The next day, Suzie and I took a NakedBus to Lake Taupo, the ancient crater of a supervolcano. It was a very comfortable bus, cheap and it was relaxing for both of us not to worry about driving. The scenery was mostly pastoral-green rolling hills dotted with sheep, cows, even alpaca’s. We began slowly climbing as we entered Tongariro National Park, situated near the center of the island. The landscape became flatter and turned brown. Suzie told me we were on the Desert Road and off in the distance to my left were extinct volcanos, a line of them, covered in snow. There were ski resorts in those mountains and this was high ski season. Taupo was a base for skiers in the winter and for boaters and fishermen in the summer. It is known for its trout fishing and I saw dozens of fishermen casting in a wide shallow river on the way into town.
Suzie had found a lovely hotel right on Lake Taupo that had a thermal pool. Because of all the volcanic activity, this part of New Zealand has dozens of hot springs, mineral and thermal pools. Many hotels have their own thermal pools but in addition, there are lots of spa resorts that offer mud baths, massage, everything you can imagine to treat your poor tired body. We hopped into the pool as soon as we checked in and I melted some of my soreness away. Tomorrow we were going to hot spring central, a town called Rotorua, almost as touristy as Queenstown but geared more toward relaxation and family time.
We rented a car when we arrived in Taupo on Thursday, to be returned Saturday. The drive to Rotorua was only 40 minutes but we made a few stops on the way. One of them was Orakei Korako, a beautiful geothermal springs and geyser viewing site just north of Taupo. It was perched on the edge of a lake and I had to take a small ferry boat across the lake to get to it. The walk took about 45 minutes and went past silicate terraces, bubbling mud pots, boiling hot springs of every color blue, a variety of little landscapes straight from another planet. It was fascinating although I didn’t see any of the geysers actually geysing? Spouting? Shooting water?
There is so much thermal activity in New Zealand that they harness some of it for power. About 10% of the country’s power comes from this but the majority comes from wind, solar and hydroelectricity. Kiwi’s do not use nuclear power and feel so strongly about it that they won’t let the US Navy bring their nuclear powered ships into NZ waters.
In Rotorua, we went straight to our hotel and got into the hot pool there, just like we had done in Taupo. Suzie had stayed here the last time she went to Rotorua and liked it because right across the street was a rehabilitation center that also had a small spa.
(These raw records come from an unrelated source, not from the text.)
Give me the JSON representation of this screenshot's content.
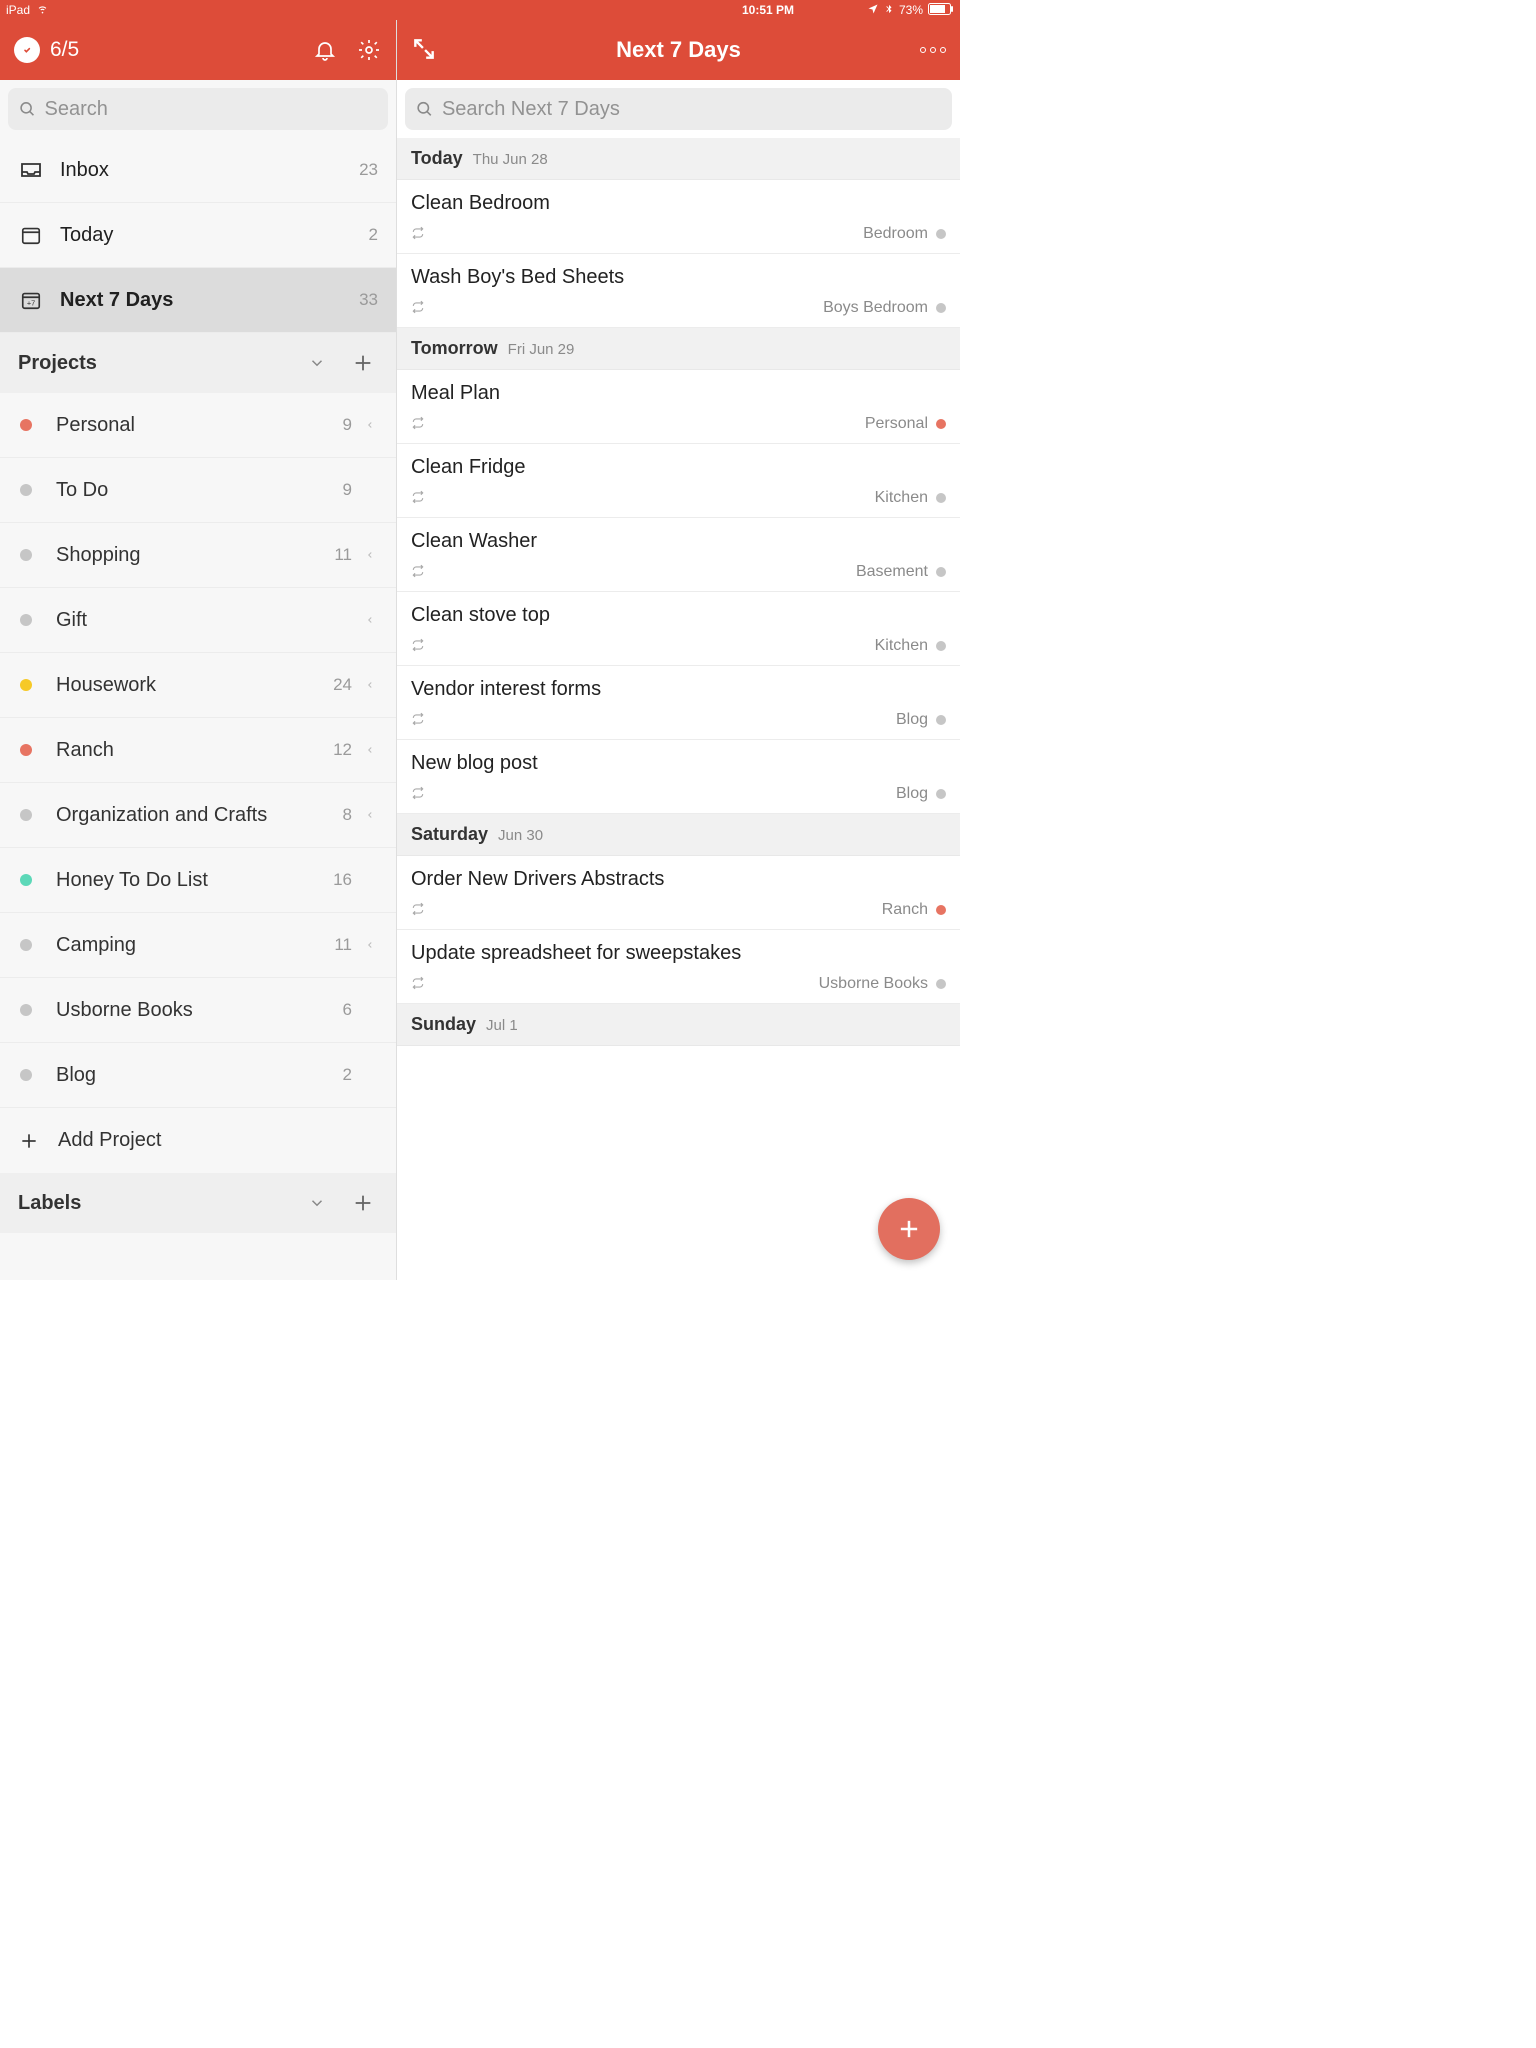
{
  "status": {
    "device": "iPad",
    "time": "10:51 PM",
    "battery": "73%"
  },
  "sidebar": {
    "karma": "6/5",
    "search_placeholder": "Search",
    "nav": [
      {
        "label": "Inbox",
        "count": "23"
      },
      {
        "label": "Today",
        "count": "2"
      },
      {
        "label": "Next 7 Days",
        "count": "33"
      }
    ],
    "projects_header": "Projects",
    "projects": [
      {
        "label": "Personal",
        "count": "9",
        "color": "#e77462",
        "chev": true
      },
      {
        "label": "To Do",
        "count": "9",
        "color": "#c6c6c6",
        "chev": false
      },
      {
        "label": "Shopping",
        "count": "11",
        "color": "#c6c6c6",
        "chev": true
      },
      {
        "label": "Gift",
        "count": "",
        "color": "#c6c6c6",
        "chev": true
      },
      {
        "label": "Housework",
        "count": "24",
        "color": "#f6c927",
        "chev": true
      },
      {
        "label": "Ranch",
        "count": "12",
        "color": "#e77462",
        "chev": true
      },
      {
        "label": "Organization and Crafts",
        "count": "8",
        "color": "#c6c6c6",
        "chev": true
      },
      {
        "label": "Honey To Do List",
        "count": "16",
        "color": "#5cd8b8",
        "chev": false
      },
      {
        "label": "Camping",
        "count": "11",
        "color": "#c6c6c6",
        "chev": true
      },
      {
        "label": "Usborne Books",
        "count": "6",
        "color": "#c6c6c6",
        "chev": false
      },
      {
        "label": "Blog",
        "count": "2",
        "color": "#c6c6c6",
        "chev": false
      }
    ],
    "add_project": "Add Project",
    "labels_header": "Labels"
  },
  "main": {
    "title": "Next 7 Days",
    "search_placeholder": "Search Next 7 Days",
    "groups": [
      {
        "name": "Today",
        "date": "Thu Jun 28",
        "tasks": [
          {
            "title": "Clean Bedroom",
            "project": "Bedroom",
            "pcolor": "#c6c6c6"
          },
          {
            "title": "Wash Boy's Bed Sheets",
            "project": "Boys Bedroom",
            "pcolor": "#c6c6c6"
          }
        ]
      },
      {
        "name": "Tomorrow",
        "date": "Fri Jun 29",
        "tasks": [
          {
            "title": "Meal Plan",
            "project": "Personal",
            "pcolor": "#e77462"
          },
          {
            "title": "Clean Fridge",
            "project": "Kitchen",
            "pcolor": "#c6c6c6"
          },
          {
            "title": "Clean Washer",
            "project": "Basement",
            "pcolor": "#c6c6c6"
          },
          {
            "title": "Clean stove top",
            "project": "Kitchen",
            "pcolor": "#c6c6c6"
          },
          {
            "title": "Vendor interest forms",
            "project": "Blog",
            "pcolor": "#c6c6c6"
          },
          {
            "title": "New blog post",
            "project": "Blog",
            "pcolor": "#c6c6c6"
          }
        ]
      },
      {
        "name": "Saturday",
        "date": "Jun 30",
        "tasks": [
          {
            "title": "Order New Drivers Abstracts",
            "project": "Ranch",
            "pcolor": "#e77462"
          },
          {
            "title": "Update spreadsheet for sweepstakes",
            "project": "Usborne Books",
            "pcolor": "#c6c6c6"
          }
        ]
      },
      {
        "name": "Sunday",
        "date": "Jul 1",
        "tasks": []
      }
    ]
  }
}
Our plan was to have a soak, go get dinner, walk to the spa, have a massage then go to bed!! We didn’t need the car, there were dozens of restaurants right around the corner.
The spa was an old WWII hospital built by the Americans for the soldiers injured in the war. It was now primarily used for patients with arthritis, as the mineral springs hot pools in the hospital were very good for their recuperation. I was told to soak in their hot mineral pool for fifteen minutes, then come and get on the table. I asked Mary, my masseuse, to work on my shoulder and on my hips which were really bothering me since my long hike. She was awesome and I felt so relaxed, I was thrilled that all I had to do was put on dry clothes, walk across the street and fall into bed. Before I went home though, I had to pay for my treatment. The woman at the desk and I started talking and she said something about being a widow. We talked about how we both had been coping. Her husband had died four years ago, and she was still having a very tough time. When you belong to that sad club, it’s like there’s a shorthand and you just immediately understand each other. I think it must be like war veteran’s that only talk about the war to other veterans. Unless you’ve been there, you just can’t understand. You can empathize, but you can’t imagine living it every day. Why would you want to? I felt like we helped each other and I was so glad we had met. It was a great way to end the night.